- Be honest with the people in your life:
Let your friends and family know how you are feeling.
It can be hard to admit you have a drinking problem — to others, but especially to yourself — and even harder to admit you are feeling lonely because of the social stigma we associate with both.
But your friends and family want to be there for you. Trust me, they do.
Plan some time to connect with them through a sober activity or even just a phone call.
It might be the hardest conversation you’ll ever have in your life — but at the same time, shedding some of the weight of your own feelings by sharing them with those you love can bring an incredible sense of relief.
And that helps to open the door to recovery and healing — particularly if the people in your life have also been struggling with your drinking.
Sometimes we forget that our actions affect others. We’re not selfish, or at least we don’t mean to be, but we see the world through our own lens — and alcohol has a tendency to blur that view.

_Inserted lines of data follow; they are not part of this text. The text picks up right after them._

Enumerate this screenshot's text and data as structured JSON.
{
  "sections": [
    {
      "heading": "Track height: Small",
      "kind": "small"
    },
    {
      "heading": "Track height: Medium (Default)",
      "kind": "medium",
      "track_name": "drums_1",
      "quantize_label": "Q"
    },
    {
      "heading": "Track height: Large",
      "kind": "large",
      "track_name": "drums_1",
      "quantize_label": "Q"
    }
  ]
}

Or black it out completely.
Heart-to-heart conversations with the people around us can help to heal not only ourselves but those we may have inadvertently hurt through our behavior.
This is true for everyone — not just alcoholics.

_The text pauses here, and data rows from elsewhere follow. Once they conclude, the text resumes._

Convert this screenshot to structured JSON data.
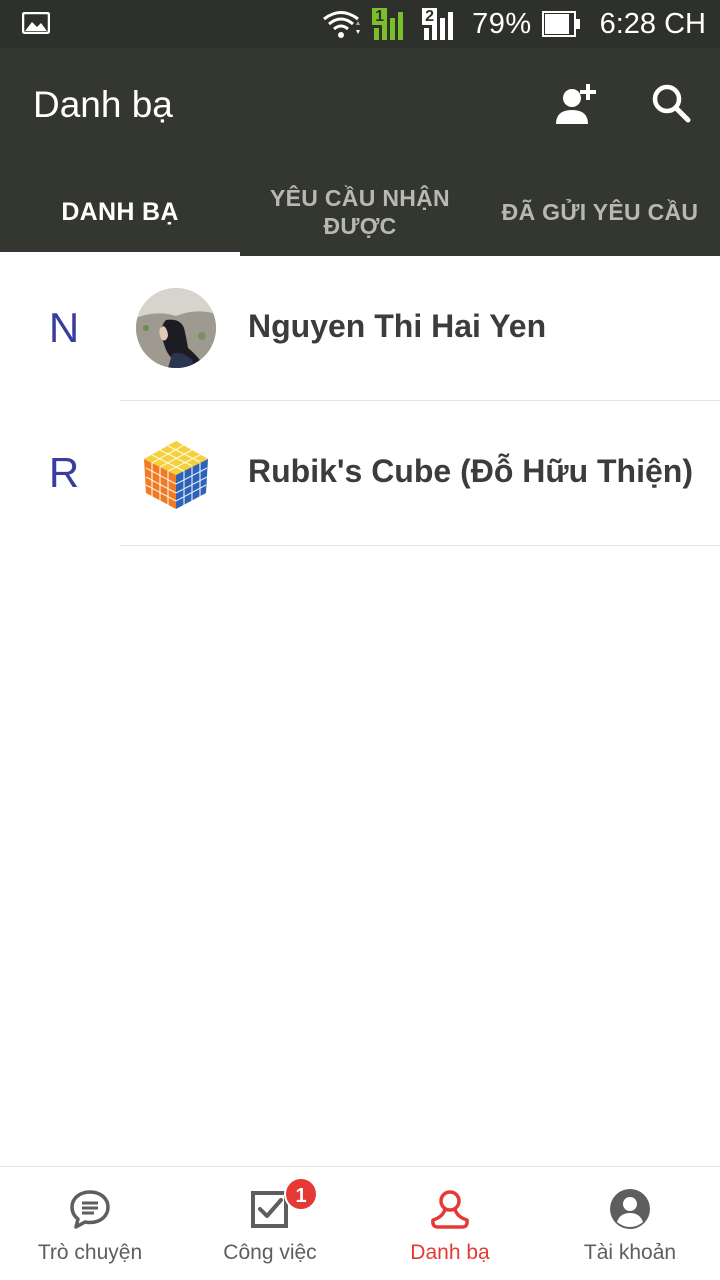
{
  "status_bar": {
    "left_icon": "gallery-icon",
    "sim1": "1",
    "sim2": "2",
    "battery": "79%",
    "time": "6:28 CH"
  },
  "app_bar": {
    "title": "Danh bạ",
    "actions": [
      "add-contact-icon",
      "search-icon"
    ]
  },
  "tabs": [
    {
      "label": "DANH BẠ",
      "active": true
    },
    {
      "label": "YÊU CẦU NHẬN ĐƯỢC",
      "active": false
    },
    {
      "label": "ĐÃ GỬI YÊU CẦU",
      "active": false
    }
  ],
  "contacts": [
    {
      "letter": "N",
      "name": "Nguyen Thi Hai Yen",
      "avatar": "photo"
    },
    {
      "letter": "R",
      "name": "Rubik's Cube (Đỗ Hữu Thiện)",
      "avatar": "rubik-cube"
    }
  ],
  "bottom_nav": [
    {
      "label": "Trò chuyện",
      "icon": "chat-icon",
      "active": false
    },
    {
      "label": "Công việc",
      "icon": "task-check-icon",
      "active": false,
      "badge": "1"
    },
    {
      "label": "Danh bạ",
      "icon": "contacts-person-icon",
      "active": true
    },
    {
      "label": "Tài khoản",
      "icon": "account-icon",
      "active": false
    }
  ],
  "colors": {
    "status_bar": "#2e302b",
    "app_bar": "#34372f",
    "letter": "#3a3d9e",
    "accent": "#e53935"
  }
}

- Join a group or league activity — and fake it till you make it (if you have to):
It might not seem like it right now, but there are tons of sober activities you can do to take your mind off of alcohol, help you to stay committed to your sobriety, and ease your loneliness.

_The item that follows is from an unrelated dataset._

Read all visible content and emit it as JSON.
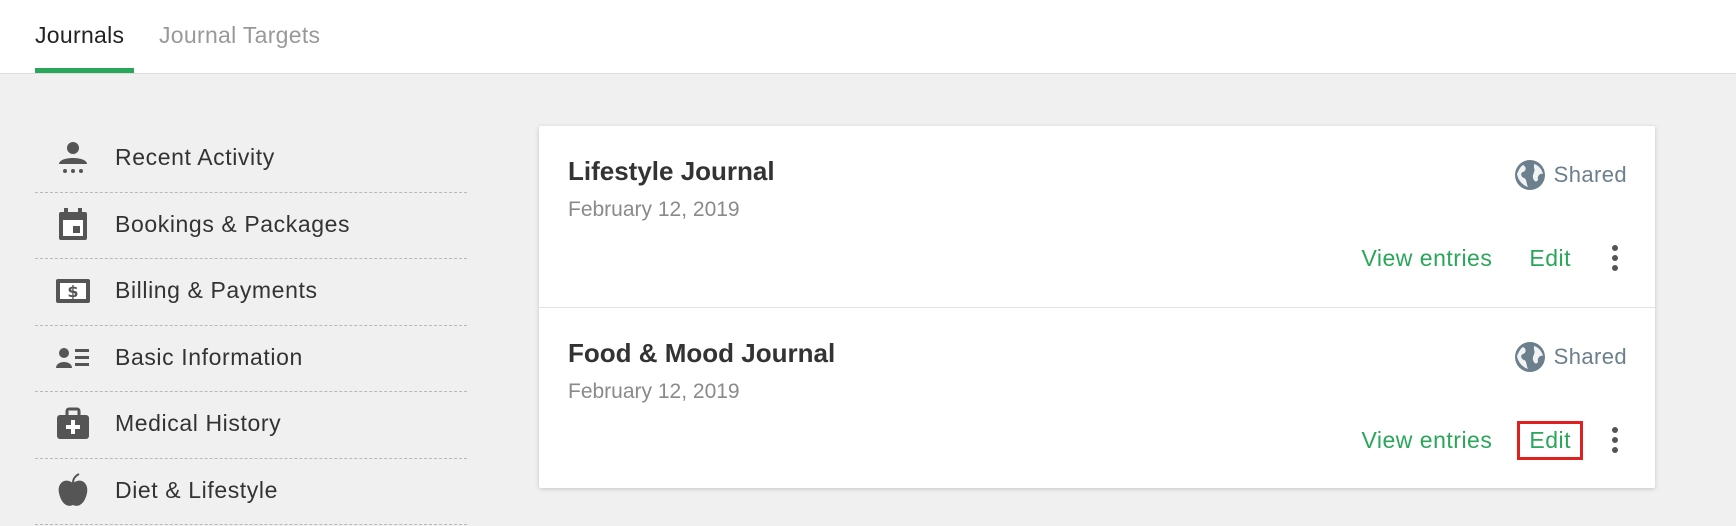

But such activities might be best undertaken in a group setting that gets you out of the house — especially if you live alone — and gives you an opportunity to spend time with others who are not drinking.
Join a local basketball or bowling league — provided it’s held in an alcohol-free bowling alley. Take cooking or pottery classes. Enroll in a Spanish class or if you’re into comedy, hook up with an improv group.
By doing this, you will have something to fill the hours of your day and you might even make some friends in the process.
But what if you’re just not feeling it? Folks who get involved in group activities tend to be happy, optimistic, enthusiastic, and “fun.”
You might not feel like a “fun” person unless you’ve had a drink or two. But you can be, with the right mindset.
The phrase, “fake it till you make it,” means that through the act of imitation — whether you’re imitating optimism, confidence, joy, or general know-how — you can gain those qualities for real.
I’m not saying you have to fake every aspect of your life — you don’t want to squash your authenticity or change yourself entirely.
But if you “fake” being happy or optimistic, especially when you’re first getting out there and joining groups for fun, you might just find yourself becoming happier and more hopeful as time goes on — and as you build solid social connections with others in sober environments.
- See a therapist or counselor:
It can feel like you have to struggle through your alcoholism loneliness by yourself, but there are many therapists that specialize in exactly what you are going through.
The process of finding a therapist can be intimidating, but once you do, talking things through with an objective and unbiased party can take a real weight off of your shoulders.
The National Institute on Alcohol Abuse and Alcoholism has a number of resources relating to treatment.
If you feel it’s time to consider inpatient or outpatient rehab, American Addiction Centers can help you find the program that will best suit your needs.
If you are struggling with your drinking and looking for more resources, call the Substance Abuse and Mental Health Services Administration at 1-800-662-HELP or check out their website.
Alcoholism is a disease that many are predisposed to but the stigma that surrounds it makes outsiders look at those who suffer from it as weak or selfish.
Your addiction might also make it harder to maintain your friendships and support network, particularly if you have to remove yourself from social activities that tend to involve alcohol.
But if you’re struggling with loneliness and alcohol addiction, you’re not alone — and these feelings won’t last forever.
Even if it’s painful to admit your addiction and loneliness to others — or yourself — this is a battle that can be won, and you deserve happiness.